Legislators in San Francisco are taking aim at the role of corporations in American politics with a new bill that would make it official city policy to oppose the Supreme Court's Citizens United decision.
"Although corporations can and do make important contributions to our society using advantages that the government has wisely granted them, the people of the city and county of San Francisco do not consider them natural persons," reads the text of the non-binding policy statement being introduced Tuesday by Supervisor John Avalos.
The measure states that campaign contributions should not be considered the same as political speech and pushes for increased restrictions on campaign spending.
"It is also the position of the people of the city....[that the] ruling in Citizens United v. the Federal Election Commission...presents a serious threat to democracy by rolling back remaining legal limits on corporate spending in the electoral process," the bill reads, "allowing unlimited corporate spending to influence elections, candidate selection, and policy decisions; and potentially unleashing unprecedented amounts of corporate money into our political process."

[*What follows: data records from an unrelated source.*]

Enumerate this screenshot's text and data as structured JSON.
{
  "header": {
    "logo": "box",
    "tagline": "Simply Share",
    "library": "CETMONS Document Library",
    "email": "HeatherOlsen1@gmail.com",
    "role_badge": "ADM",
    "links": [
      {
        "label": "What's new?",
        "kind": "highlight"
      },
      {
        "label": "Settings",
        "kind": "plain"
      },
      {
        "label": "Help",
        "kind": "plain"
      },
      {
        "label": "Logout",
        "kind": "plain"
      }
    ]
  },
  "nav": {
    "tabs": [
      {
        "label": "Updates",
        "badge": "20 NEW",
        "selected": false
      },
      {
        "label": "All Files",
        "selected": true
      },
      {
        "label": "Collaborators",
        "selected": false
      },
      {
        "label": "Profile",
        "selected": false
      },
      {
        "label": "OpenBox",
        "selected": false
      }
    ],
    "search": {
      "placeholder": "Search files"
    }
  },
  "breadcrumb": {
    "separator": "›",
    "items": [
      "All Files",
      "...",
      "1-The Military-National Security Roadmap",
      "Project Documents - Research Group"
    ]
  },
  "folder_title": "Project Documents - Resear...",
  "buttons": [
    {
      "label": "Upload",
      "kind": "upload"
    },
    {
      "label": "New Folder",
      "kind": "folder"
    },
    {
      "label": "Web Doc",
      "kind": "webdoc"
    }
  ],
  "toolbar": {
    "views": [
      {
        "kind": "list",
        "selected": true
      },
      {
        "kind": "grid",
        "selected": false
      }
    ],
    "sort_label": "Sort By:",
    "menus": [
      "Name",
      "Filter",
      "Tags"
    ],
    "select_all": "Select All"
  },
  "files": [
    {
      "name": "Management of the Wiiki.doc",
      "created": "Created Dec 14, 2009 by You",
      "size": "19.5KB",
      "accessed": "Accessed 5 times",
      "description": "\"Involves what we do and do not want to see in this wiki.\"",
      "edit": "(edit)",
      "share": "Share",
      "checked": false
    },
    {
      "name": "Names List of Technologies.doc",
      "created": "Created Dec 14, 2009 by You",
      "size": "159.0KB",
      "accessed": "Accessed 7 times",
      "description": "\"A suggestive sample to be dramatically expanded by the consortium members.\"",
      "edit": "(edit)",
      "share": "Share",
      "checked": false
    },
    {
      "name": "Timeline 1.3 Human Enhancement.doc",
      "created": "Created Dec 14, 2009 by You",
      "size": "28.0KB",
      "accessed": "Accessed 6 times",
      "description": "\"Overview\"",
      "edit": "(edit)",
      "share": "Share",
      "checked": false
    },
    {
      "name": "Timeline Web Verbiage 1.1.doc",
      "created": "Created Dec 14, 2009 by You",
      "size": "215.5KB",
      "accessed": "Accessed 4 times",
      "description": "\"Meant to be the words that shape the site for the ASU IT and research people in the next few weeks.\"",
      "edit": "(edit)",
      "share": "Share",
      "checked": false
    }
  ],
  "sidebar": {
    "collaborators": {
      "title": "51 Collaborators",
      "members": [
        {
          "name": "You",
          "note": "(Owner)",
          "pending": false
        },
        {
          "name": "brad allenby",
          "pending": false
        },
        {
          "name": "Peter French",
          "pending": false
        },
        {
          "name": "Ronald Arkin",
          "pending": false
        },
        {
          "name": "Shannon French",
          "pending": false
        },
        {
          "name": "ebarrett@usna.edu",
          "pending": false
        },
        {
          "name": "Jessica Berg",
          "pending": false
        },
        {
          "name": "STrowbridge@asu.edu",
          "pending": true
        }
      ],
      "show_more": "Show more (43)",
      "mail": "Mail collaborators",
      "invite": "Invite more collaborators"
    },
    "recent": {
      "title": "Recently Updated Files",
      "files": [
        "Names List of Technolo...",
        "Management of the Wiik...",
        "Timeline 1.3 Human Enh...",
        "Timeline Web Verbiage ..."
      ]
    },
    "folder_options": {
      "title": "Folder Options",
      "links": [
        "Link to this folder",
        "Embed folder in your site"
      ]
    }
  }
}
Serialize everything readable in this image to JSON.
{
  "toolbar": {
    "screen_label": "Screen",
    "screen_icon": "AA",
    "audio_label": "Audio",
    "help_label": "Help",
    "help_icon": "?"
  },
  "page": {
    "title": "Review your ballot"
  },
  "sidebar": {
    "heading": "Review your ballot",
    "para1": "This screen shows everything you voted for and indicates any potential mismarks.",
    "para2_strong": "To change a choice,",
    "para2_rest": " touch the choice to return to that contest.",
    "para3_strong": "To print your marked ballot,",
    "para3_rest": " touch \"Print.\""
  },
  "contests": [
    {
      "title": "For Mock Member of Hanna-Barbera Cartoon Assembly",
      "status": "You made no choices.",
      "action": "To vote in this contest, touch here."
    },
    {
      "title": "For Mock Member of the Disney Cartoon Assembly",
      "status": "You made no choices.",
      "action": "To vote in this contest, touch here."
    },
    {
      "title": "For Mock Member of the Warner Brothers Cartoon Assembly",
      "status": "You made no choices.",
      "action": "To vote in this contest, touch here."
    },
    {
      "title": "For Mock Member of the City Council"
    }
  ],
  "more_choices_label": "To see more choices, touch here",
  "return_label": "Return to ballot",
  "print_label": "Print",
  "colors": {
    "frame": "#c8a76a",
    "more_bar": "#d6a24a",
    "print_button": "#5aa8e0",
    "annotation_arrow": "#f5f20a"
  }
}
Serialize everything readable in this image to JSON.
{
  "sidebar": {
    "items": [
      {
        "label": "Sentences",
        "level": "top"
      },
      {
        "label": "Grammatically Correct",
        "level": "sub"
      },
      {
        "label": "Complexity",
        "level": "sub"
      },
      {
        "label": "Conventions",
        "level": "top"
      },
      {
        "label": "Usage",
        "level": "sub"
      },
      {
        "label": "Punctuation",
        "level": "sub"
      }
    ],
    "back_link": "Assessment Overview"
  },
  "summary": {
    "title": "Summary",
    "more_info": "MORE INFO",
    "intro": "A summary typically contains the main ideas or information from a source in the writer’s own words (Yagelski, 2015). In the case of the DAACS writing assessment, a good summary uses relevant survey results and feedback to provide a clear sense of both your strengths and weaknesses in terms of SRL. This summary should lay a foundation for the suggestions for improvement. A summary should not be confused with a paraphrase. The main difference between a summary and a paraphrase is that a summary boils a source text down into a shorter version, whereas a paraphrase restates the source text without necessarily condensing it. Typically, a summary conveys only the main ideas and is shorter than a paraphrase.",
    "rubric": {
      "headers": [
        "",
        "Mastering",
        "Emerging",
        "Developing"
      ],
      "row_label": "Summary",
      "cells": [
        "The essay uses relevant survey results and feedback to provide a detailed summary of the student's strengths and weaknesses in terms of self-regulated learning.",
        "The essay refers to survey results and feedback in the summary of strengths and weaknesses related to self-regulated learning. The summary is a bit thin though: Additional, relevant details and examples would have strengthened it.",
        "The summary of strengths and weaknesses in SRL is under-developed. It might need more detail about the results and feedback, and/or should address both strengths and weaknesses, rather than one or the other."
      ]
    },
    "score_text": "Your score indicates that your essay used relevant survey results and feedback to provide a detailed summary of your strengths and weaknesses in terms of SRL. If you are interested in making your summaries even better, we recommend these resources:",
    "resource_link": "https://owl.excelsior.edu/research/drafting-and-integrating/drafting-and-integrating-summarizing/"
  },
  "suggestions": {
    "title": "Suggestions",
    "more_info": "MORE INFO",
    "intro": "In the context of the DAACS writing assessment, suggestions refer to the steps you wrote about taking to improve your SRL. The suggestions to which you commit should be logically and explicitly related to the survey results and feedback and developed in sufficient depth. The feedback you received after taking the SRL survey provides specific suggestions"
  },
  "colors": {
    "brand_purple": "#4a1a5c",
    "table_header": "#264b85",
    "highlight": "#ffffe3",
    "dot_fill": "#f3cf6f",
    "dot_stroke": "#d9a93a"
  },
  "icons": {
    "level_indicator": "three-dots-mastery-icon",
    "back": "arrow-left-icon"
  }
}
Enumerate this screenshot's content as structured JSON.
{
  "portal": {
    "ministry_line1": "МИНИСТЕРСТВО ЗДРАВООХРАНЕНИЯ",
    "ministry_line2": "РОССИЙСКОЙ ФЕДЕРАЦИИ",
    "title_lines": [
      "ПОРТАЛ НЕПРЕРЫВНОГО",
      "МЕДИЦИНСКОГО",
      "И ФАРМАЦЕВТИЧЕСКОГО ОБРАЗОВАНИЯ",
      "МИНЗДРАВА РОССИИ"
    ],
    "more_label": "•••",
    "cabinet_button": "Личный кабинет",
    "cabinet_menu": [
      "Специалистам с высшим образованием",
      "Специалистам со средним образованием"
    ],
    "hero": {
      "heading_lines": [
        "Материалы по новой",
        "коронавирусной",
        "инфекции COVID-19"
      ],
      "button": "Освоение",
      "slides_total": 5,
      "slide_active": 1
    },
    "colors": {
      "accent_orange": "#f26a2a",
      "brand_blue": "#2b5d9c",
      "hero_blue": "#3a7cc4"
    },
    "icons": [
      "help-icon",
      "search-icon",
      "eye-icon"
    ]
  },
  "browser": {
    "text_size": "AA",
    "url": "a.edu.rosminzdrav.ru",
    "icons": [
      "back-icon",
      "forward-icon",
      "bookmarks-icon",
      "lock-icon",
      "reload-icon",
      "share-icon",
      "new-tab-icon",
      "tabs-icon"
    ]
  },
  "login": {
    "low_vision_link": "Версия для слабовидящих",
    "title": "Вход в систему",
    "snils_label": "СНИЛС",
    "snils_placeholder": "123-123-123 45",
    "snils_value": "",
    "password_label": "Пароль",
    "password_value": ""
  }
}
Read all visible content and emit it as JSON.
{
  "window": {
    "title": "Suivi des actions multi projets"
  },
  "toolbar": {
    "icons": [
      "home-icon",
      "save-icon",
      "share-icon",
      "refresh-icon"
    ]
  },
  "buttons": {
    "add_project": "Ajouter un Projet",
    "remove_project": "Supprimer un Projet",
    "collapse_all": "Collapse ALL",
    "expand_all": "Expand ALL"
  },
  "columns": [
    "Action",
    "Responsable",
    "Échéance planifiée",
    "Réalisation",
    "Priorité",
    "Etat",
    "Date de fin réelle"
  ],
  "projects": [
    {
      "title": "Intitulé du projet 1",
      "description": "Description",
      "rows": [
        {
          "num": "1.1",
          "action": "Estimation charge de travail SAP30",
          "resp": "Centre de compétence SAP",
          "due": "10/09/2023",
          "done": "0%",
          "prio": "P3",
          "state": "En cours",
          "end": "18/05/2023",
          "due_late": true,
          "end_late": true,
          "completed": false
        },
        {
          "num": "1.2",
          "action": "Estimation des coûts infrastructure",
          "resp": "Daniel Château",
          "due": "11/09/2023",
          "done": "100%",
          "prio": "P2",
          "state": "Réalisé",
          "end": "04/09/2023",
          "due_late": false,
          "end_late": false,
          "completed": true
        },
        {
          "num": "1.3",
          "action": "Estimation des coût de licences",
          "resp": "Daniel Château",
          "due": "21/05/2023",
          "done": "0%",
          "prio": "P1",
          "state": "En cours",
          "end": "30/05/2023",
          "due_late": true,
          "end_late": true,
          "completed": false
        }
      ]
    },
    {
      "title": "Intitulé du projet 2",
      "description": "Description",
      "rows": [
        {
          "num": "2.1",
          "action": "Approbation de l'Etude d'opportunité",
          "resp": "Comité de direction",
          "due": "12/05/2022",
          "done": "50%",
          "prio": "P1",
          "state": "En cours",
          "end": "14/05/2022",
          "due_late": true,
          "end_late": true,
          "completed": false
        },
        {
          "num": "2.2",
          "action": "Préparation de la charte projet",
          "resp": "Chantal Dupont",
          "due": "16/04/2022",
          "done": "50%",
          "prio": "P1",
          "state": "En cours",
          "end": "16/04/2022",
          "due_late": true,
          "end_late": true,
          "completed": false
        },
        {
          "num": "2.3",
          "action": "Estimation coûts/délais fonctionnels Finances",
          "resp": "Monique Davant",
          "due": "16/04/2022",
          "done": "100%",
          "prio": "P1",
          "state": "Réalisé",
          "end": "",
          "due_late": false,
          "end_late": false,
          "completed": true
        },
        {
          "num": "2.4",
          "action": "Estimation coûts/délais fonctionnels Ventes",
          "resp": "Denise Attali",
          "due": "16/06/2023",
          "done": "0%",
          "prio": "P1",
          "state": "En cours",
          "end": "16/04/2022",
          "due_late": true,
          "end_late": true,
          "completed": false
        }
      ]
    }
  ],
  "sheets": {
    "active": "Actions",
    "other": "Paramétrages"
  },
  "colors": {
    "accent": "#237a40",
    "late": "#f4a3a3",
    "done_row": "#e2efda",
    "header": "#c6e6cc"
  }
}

The Supreme Court's 2010 ruling freed up corporations to spend unlimited amounts of money on political campaigns through the use of Super PACs.
The measure would put San Francisco on record as being opposed to the political system's ever-increasing reliance on corporate cash and push the city's representatives in Washington to work towards campaign finance reform. If approved by the Board of Supervisors, it will go before voters in November.
"As we are seeing the rise of great corporate influence over what's happening in our public realm...we need to be able to fight back with statements like this from the public," Avalos told the San Francisco Examiner. "San Francisco is ripe for making such a statement this November on the ballot."
Other cities around the country--such as Los Angeles, Oakland and New York--have enacted similar resolutions condemning Citizens United. In July, the California Assembly joined state legislatures in Hawaii, Vermont, Maryland, Rhode Island and New Mexico in passing a resolution calling for a constitutional amendment to overturn the controversial Supreme Court ruling.
Check out this video showing how the Supreme Court has curbed efforts by individual states to counter Citizens United:
The Morning Email helps you start your workday with everything you need to know: breaking news, entertainment and a dash of fun. Learn more